7 tools for building a professional services personal brand
- By Elizabeth Harr
- May 26, 2017
Whether a solo entrepreneur or part of a large organization, professional services executives would do well to be mindful of their personal brand. In particular, a personal brand that is rooted in a reputation for niche expertise can propel not only the expert behind that brand – but also the firm that expert is associated with – to higher levels of growth.
One of the most important things we learned from our research on how to become highly visible as an expert was which marketing tools have the greatest impact on an individual’s personal brand. Without this data, we’d have to select our tools based on unreliable anecdotal evidence, trial and error, and intuition. But this gives you a better option: hard data from scores of real-world professionals.
Here are the top tools from our study, rated on a 1 (least impactful) to 10 (most impactful) scale:
Total Impact of Personal Branding Tools
The ten tools shown in the table above can be grouped into seven critical tools you will need to include in your personal branding strategy:
- A book. Whether you do it yourself or enlist a ghostwriter, you will need to produce a book that addresses your area of expertise. A book is a critical credibility builder. Your book can be traditionally published or self-published. Traditionally published books can deliver instant credibility, but self-published books (for which you can set the price or give away for free) offer more flexibility. Either way, you will also need to promote it, since even name-brand publishers rely on their authors to do most of the marketing. A book can be a heavy lift, so don’t feel like you have to tackle it right away.
- Speaking engagements. Public speaking is an important platform for building your reputation and personal brand. In fact our referral research shows that the No. 1 reason behind expertise-based referrals is that someone saw the person they referred speak.
- A website. If you are part of a firm, you’ll want to focus at first on your bio page. It should present sufficient credentials to convince people that you really know your stuff. Here are a few of the things it might include:
- Detailed personal bio
- Links to social media profile (LinkedIn being the most impactful)

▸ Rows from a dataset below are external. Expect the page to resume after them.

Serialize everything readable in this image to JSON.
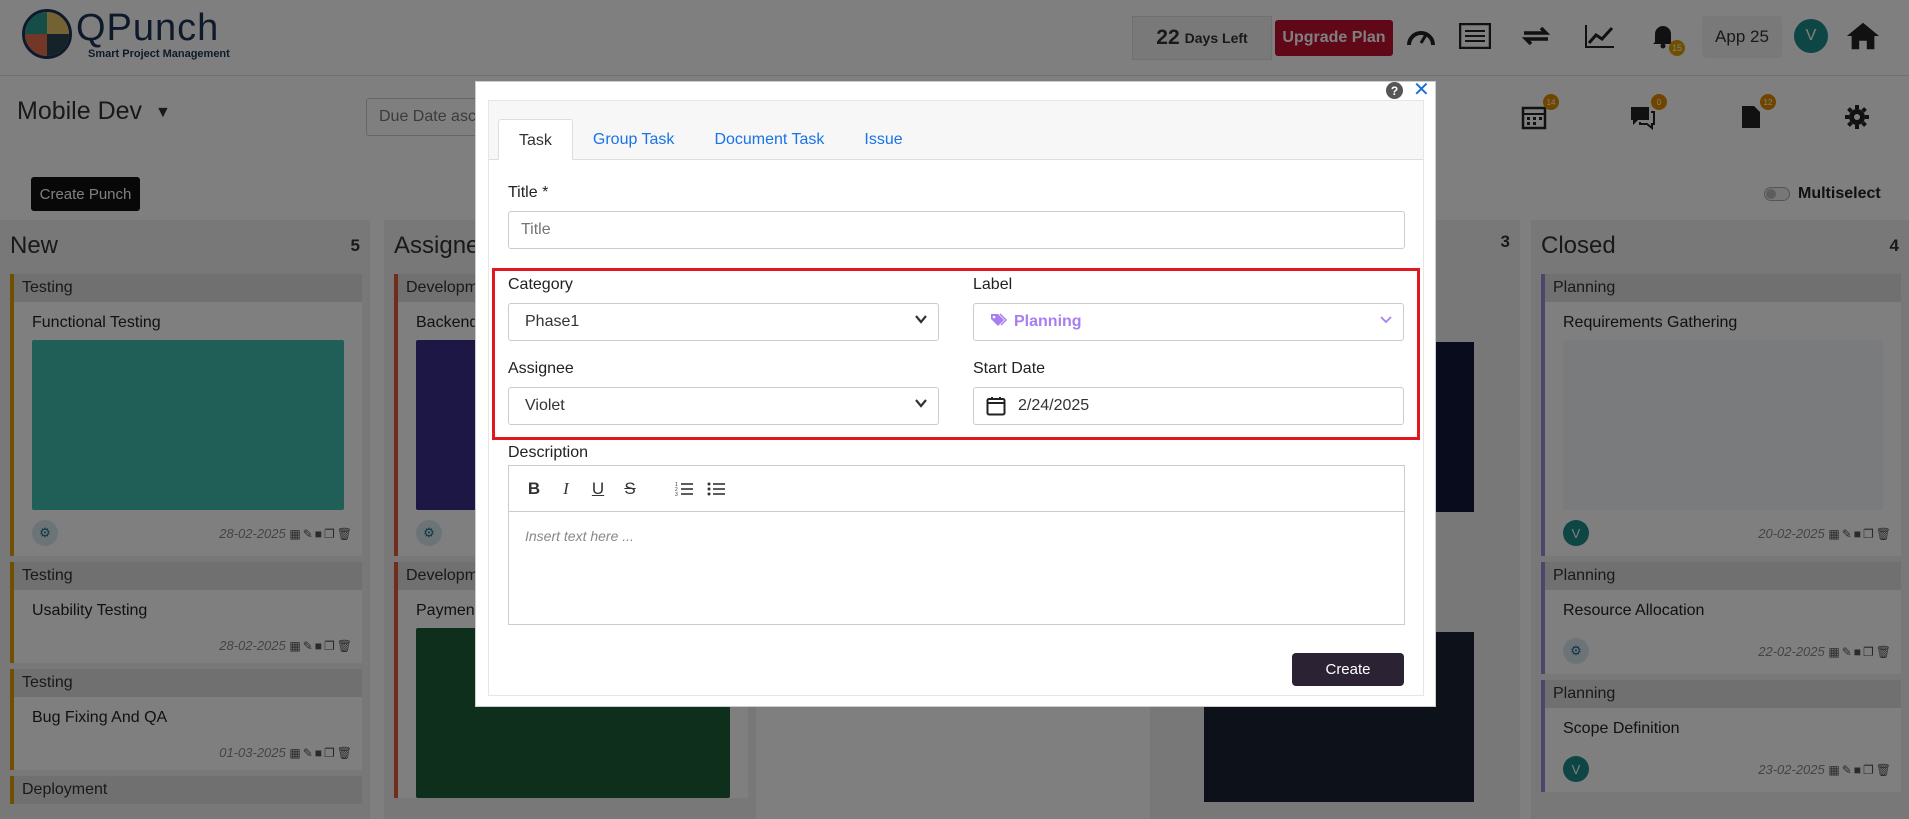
{
  "header": {
    "logo_name": "QPunch",
    "logo_tagline": "Smart Project Management",
    "days_left_number": "22",
    "days_left_label": "Days Left",
    "upgrade_label": "Upgrade Plan",
    "notification_count": "15",
    "app_label": "App 25",
    "user_initial": "V"
  },
  "subheader": {
    "project_name": "Mobile Dev",
    "sort_value": "Due Date asc",
    "badge_1": "14",
    "badge_2": "0",
    "badge_3": "12",
    "create_punch_label": "Create Punch",
    "multiselect_label": "Multiselect"
  },
  "columns": [
    {
      "title": "New",
      "count": "5",
      "cards": [
        {
          "category": "Testing",
          "title": "Functional Testing",
          "date": "28-02-2025"
        },
        {
          "category": "Testing",
          "title": "Usability Testing",
          "date": "28-02-2025"
        },
        {
          "category": "Testing",
          "title": "Bug Fixing And QA",
          "date": "01-03-2025"
        },
        {
          "category": "Deployment",
          "title": "",
          "date": ""
        }
      ]
    },
    {
      "title": "Assigned",
      "count": "",
      "cards": [
        {
          "category": "Development",
          "title": "Backend",
          "date": ""
        },
        {
          "category": "Development",
          "title": "Payment",
          "date": ""
        }
      ]
    },
    {
      "title": "",
      "count": "3",
      "cards": []
    },
    {
      "title": "Closed",
      "count": "4",
      "cards": [
        {
          "category": "Planning",
          "title": "Requirements Gathering",
          "date": "20-02-2025",
          "avatar": "V"
        },
        {
          "category": "Planning",
          "title": "Resource Allocation",
          "date": "22-02-2025"
        },
        {
          "category": "Planning",
          "title": "Scope Definition",
          "date": "23-02-2025",
          "avatar": "V"
        }
      ]
    }
  ],
  "modal": {
    "tabs": [
      "Task",
      "Group Task",
      "Document Task",
      "Issue"
    ],
    "title_label": "Title *",
    "title_placeholder": "Title",
    "category_label": "Category",
    "category_value": "Phase1",
    "label_label": "Label",
    "label_value": "Planning",
    "assignee_label": "Assignee",
    "assignee_value": "Violet",
    "start_date_label": "Start Date",
    "start_date_value": "2/24/2025",
    "description_label": "Description",
    "description_placeholder": "Insert text here ...",
    "create_label": "Create",
    "colors": {
      "label_purple": "#a97ff0",
      "highlight_red": "#e0191e",
      "create_btn": "#2b2233",
      "tab_link": "#1a73e8"
    }
  }
}
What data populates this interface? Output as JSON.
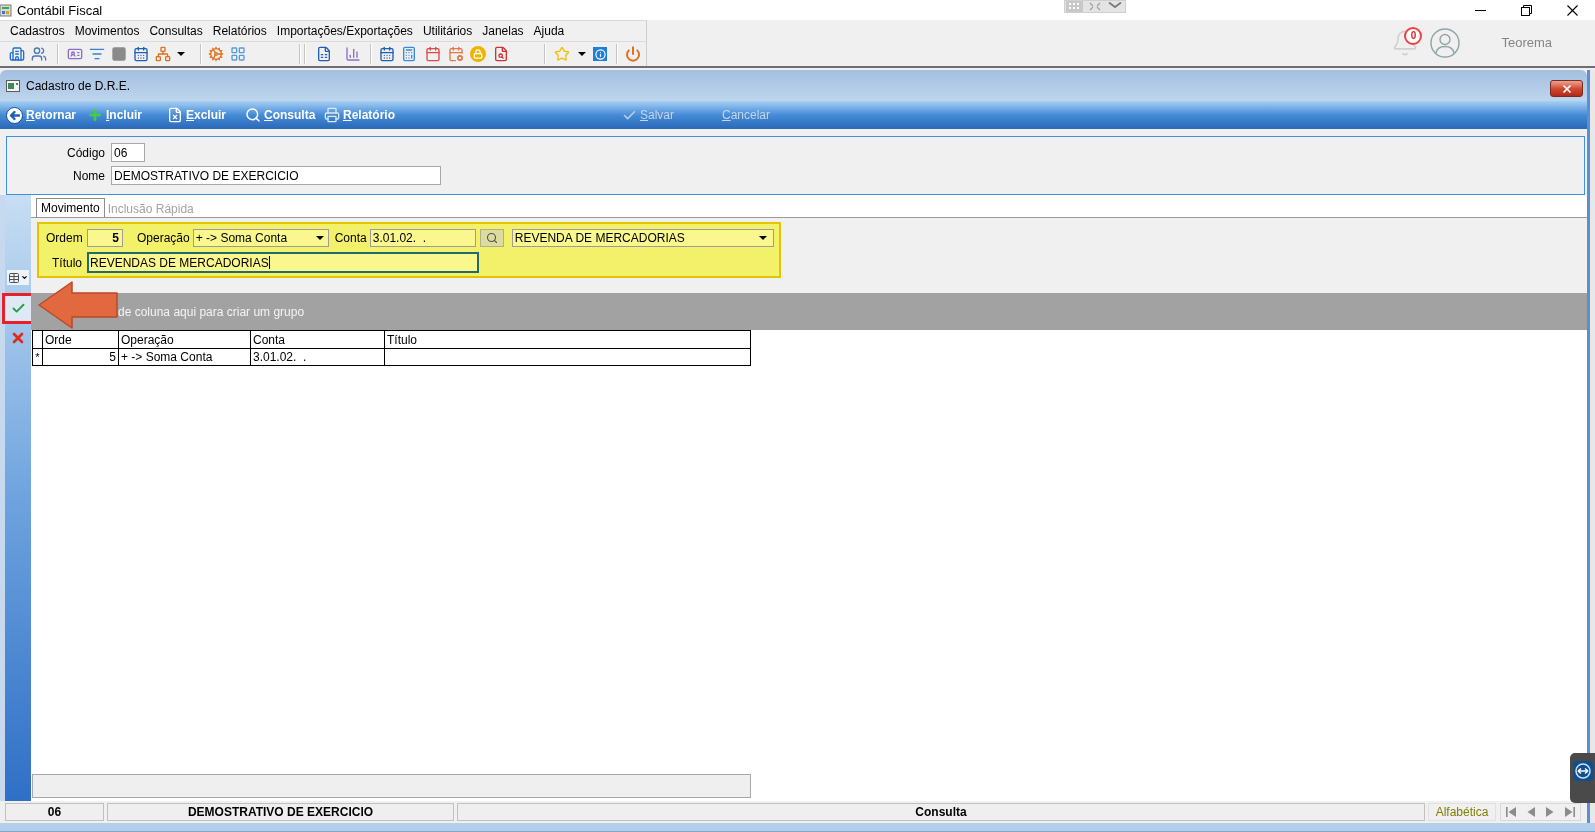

- Academic degrees
- Important projects
- Speaking videos
Once you’ve begin cultivating a regional or national reputation, you may want to consider developing a personal website, too. You can use this site as a platform to promote your books and public speaking.
- A blog platform. To be sure, the professional services ecosystem is filled with a lot of junk that purports to be informative content, and for some execs, admitting they read blogs is akin to admitting to watching trash TV. Make no mistake about though: Every expert should be blogging. It’s the most accessible way to demonstrate your expertise. Done properly, it’s also one of the easiest ways to start building a loyal following. And when you apply search engine optimization (SEO) principles to your posts, you open up a whole new world of prospective clients who, for the first time, will find you through online search. A blog is an essential tool if you want to spread your wisdom quickly and widely – wisdom being the operative word here.
- Email marketing service. Part of the benefit of a blog is getting in front of people who don’t know you. Email marketing is how you turn many of those people into loyal followers — even raving fans. Using offers to download valuable educational content such as guides and whitepapers, you can entice a certain percentage of your blog readers to opt into your mailing list. You can then feed these followers a steady diet of free educational goodies, as well as additional offers that deepen their engagement.
- Search engine optimization (SEO). If you think SEO plays no role in your line of work, you are almost certainly wrong. Every year, more and more organizations use online search to find and vet their service providers. But even more relevant to your journey up Mount Expert, business people today instinctively fire up Google whenever they encounter a thorny business problem. In many cases, they research the problem and possible solutions themselves — before they seek out professional help. In other situations, professionals use search to find thought leaders in their field. SEO is the tool that connects you to the people who are intensely interested in the problems you solve. And you would never meet 99 percent of them without it.
There’s one additional tool that you will need, one that will save you a lot of time and headaches:
- A media kit. Experts get requests for bios, credentials and photos all the time. So it makes sense to have those things ready to go at a moment’s notice. Even better, put them up on your website bio page where interested parties can find them without asking. Every time a last-minute request comes in, you’ll be glad you have it at your fingertips.
This list, of course, just scratches the surface. There are dozens of tools that you can use to engage your audience. Think webinars (which are just a different take on public speaking), advertising, public relations, SlideShare, video and web analytics, to name just a few. As your personal branding strategy begins to reap dividends, you may want to introduce and test a handful of new tools and techniques.
Elizabeth Harr is a partner at Hinge, [http://www.hingemarketing.com/] a marketing and branding firm for professional services. Elizabeth is an accomplished entrepreneur and experienced executive with a background in strategic planning, brand building, and communications. She is the coauthor of Inside the Buyer’s Brain, How Buyers Buy: Technology Services Edition; and Online Marketing for Professional Services: Technology Services Edition.